1945-1954: from the end of the war to the beginnings of Remembrance

Struthof Penitentiary

From 1945 to 1948 the camp served as a penitentiary, depending first on the interior and later on the justice ministry. Nearly 2,500 German civilian men, women and children who found themselves in the battle zone were interned there in January 1945. So were Alsatians accused of collaborating.

The earliest demonstrations of remembrance

When Natzweiler deportees returned from the camps, they met to remember those who did not and to find what comfort they could in the company of their fellow former detainees. They set up three organisations between 1945 and 1950: the Amicale des Anciens Déportés Politiques du camp de Struthof, Amicale des Anciens internés des camps de Schirmeck et du Struthof and Amicale des Déportés et Familles de Disparus de Natzweiler-Struthof et ses Kommandos. Commemorations took place as early as 1945. On 11 February General de Lattre, at the head of the 1st French Army, led a funeral service celebrated in memory of General Frère and Alsatian patriots. On 11 November Fanny and Yves Bouchard (representatives of the Alliance network and founders of the Haut-Rhin COSOR) invited camp survivors to participate in Political Internees and Deportees Day and organised a torchlight march between Struthof and Strasbourg. Fanny Bouchard collected documents at Struthof, went through the camp’s files with a fine-toothed comb and listed approximately 20 nationalities. A cross and a marker were temporarily erected at the bottom of the camp. They were the first monuments of remembrance.

The trials

In 1945 the Allies held trials trials for each camp director. The British tried former camp commander Josef Kramer for the part he played at Bergen-Belsen. The other identified officers were tried at the trials of Wuppertal, Rastatt and Metz.

The earliest conservation measures

Meanwhile, the government soon realised how important it was to preserve the site. At a meeting of the Interministerial Commission on 28 September 1949, the prime minister transferred the site’s management to the ministry of veterans’ affairs and war victims and a project was designed to turn the camp into a high place of remembrance for the victims of Nazism. On 3 March 1950 the National Committee of Deportees, Internees and Resistors unanimously decided to create a national necropolis at Struthof in order to bury the bodies of deportees that the Nazis had not managed to make disappear. The former camp’s soil was declared a national historic monument in 1950 and the gas chamber in 1951. On 13 October 1953 a decree set up a national committee for the erection of a Struthof deportation memorial.

The destruction of the camp’s barracks

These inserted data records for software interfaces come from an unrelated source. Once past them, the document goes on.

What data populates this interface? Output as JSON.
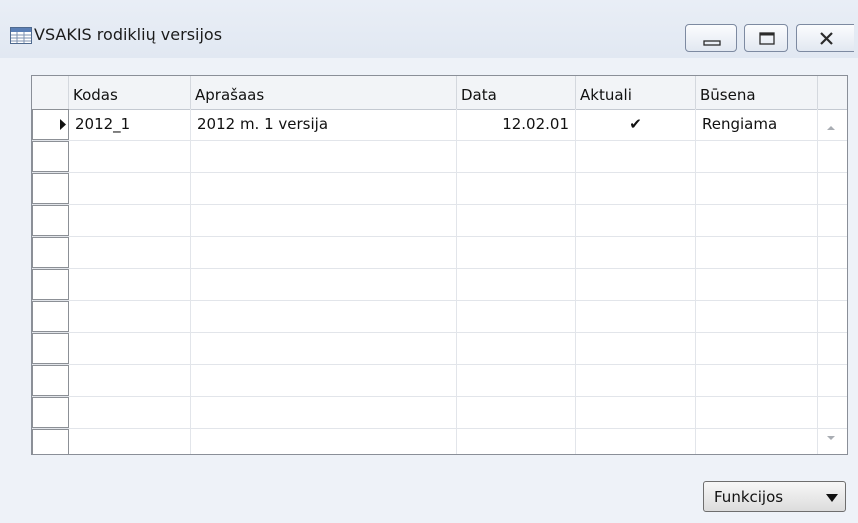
{
  "window": {
    "title": "VSAKIS rodiklių versijos",
    "icon": "table-grid-icon",
    "controls": [
      "minimize-icon",
      "maximize-icon",
      "close-icon"
    ]
  },
  "table": {
    "columns": [
      "Kodas",
      "Aprašaas",
      "Data",
      "Aktuali",
      "Būsena"
    ],
    "rows": [
      {
        "kodas": "2012_1",
        "aprasas": "2012 m. 1 versija",
        "data": "12.02.01",
        "aktuali": "✔",
        "busena": "Rengiama"
      }
    ],
    "empty_rows": 10
  },
  "buttons": {
    "funkcijos": "Funkcijos"
  },
  "colors": {
    "background": "#eef2f8",
    "grid_border": "#8a8f98"
  }
}
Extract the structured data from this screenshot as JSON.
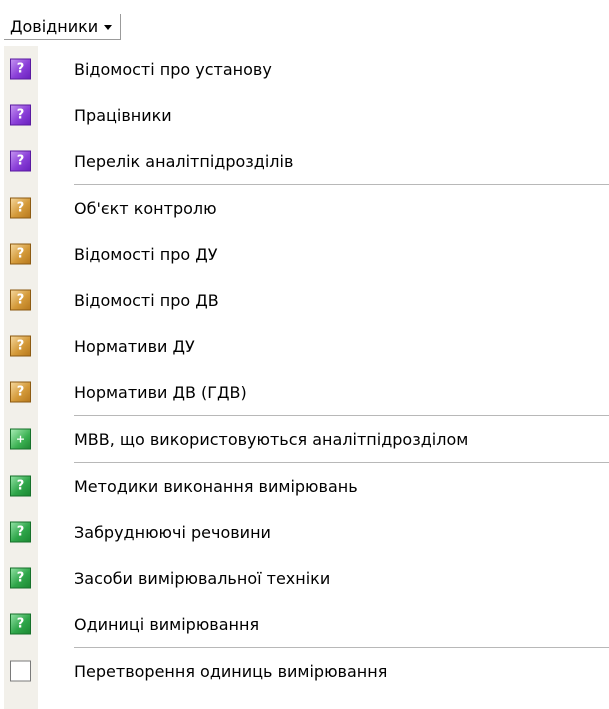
{
  "menu": {
    "title": "Довідники"
  },
  "items": [
    {
      "label": "Відомості про установу",
      "icon": "help-purple-icon"
    },
    {
      "label": "Працівники",
      "icon": "help-purple-icon"
    },
    {
      "label": "Перелік аналітпідрозділів",
      "icon": "help-purple-icon"
    },
    {
      "label": "Об'єкт контролю",
      "icon": "help-orange-icon"
    },
    {
      "label": "Відомості про ДУ",
      "icon": "help-orange-icon"
    },
    {
      "label": "Відомості про ДВ",
      "icon": "help-orange-icon"
    },
    {
      "label": "Нормативи ДУ",
      "icon": "help-orange-icon"
    },
    {
      "label": "Нормативи ДВ (ГДВ)",
      "icon": "help-orange-icon"
    },
    {
      "label": "МВВ, що використовуються аналітпідрозділом",
      "icon": "add-green-icon"
    },
    {
      "label": "Методики виконання вимірювань",
      "icon": "help-green-icon"
    },
    {
      "label": "Забруднюючі речовини",
      "icon": "help-green-icon"
    },
    {
      "label": "Засоби вимірювальної техніки",
      "icon": "help-green-icon"
    },
    {
      "label": "Одиниці вимірювання",
      "icon": "help-green-icon"
    },
    {
      "label": "Перетворення одиниць вимірювання",
      "icon": "grid-conversion-icon"
    }
  ],
  "icon_glyphs": {
    "help": "?",
    "add": "+"
  },
  "colors": {
    "gutter": "#f2f0ea",
    "purple": "#8a3fd8",
    "orange": "#d49a3a",
    "green": "#2fa64a"
  }
}
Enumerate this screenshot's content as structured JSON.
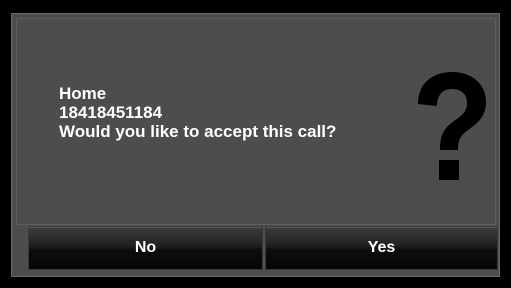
{
  "dialog": {
    "caller_name": "Home",
    "caller_number": "18418451184",
    "prompt": "Would you like to accept this call?",
    "icon": "question-mark-icon"
  },
  "buttons": {
    "no_label": "No",
    "yes_label": "Yes"
  },
  "colors": {
    "background": "#000000",
    "dialog": "#4d4d4d",
    "text": "#ffffff",
    "icon": "#000000"
  }
}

Bad weather took its tool on the camp’s wooden barracks and they had to be knocked down. On 29 March 1954 the symbolic incineration of barrack 12 took place during an official ceremony marking the start of construction work on the national deportation memorial. In attendance were Paul Demange, prefect of the Bas-Rhin, former deportee at Neuengamme; Georges Ritter, vice-president of the Bas-Rhin General Council, former deportee; Camille Wolff, deputy from the Bas-Rhin, former deportee, President of the Amicale des Anciens internés des camps de Schirmeck et du Struthof; Yves Bouchard, former deportee, representing the Alliance network; the representatives of the Struthof National Committee, FNDIRP, UNADIF, and UFAC; and a delegation of former officers who had been deported.

Four barracks were preserved: a deportee dormitory, the kitchen block, the cellblock and the crematory oven block. Today stone markers with the other concentration camps’ names engraved on them show where the barracks once stood.

The start of a national fund-raising drive

The Executive Board of the National Committee was set up by the decree of 2 December 1954. Its members are former resisters, internees and deportees from Natzweiler or other camps. The board was in charge of taking all useful steps to build and conserve the memorial. A decree of 5 December 1954 authorised the start of a national fund-raising drive. An imposing monument designed by Bertrand Monnet, architect in chief of Historic Monuments, was built thanks to the large amount of money raised.

In 1956 a commemorative stamp showing the “National Deportation Memorial” intended to finance the Struthof National Committee and the national fund-raising drive went on sale. A special first-day obliteration ceremony took place at Natzwiller (Bas-Rhin) on 14 January 1956.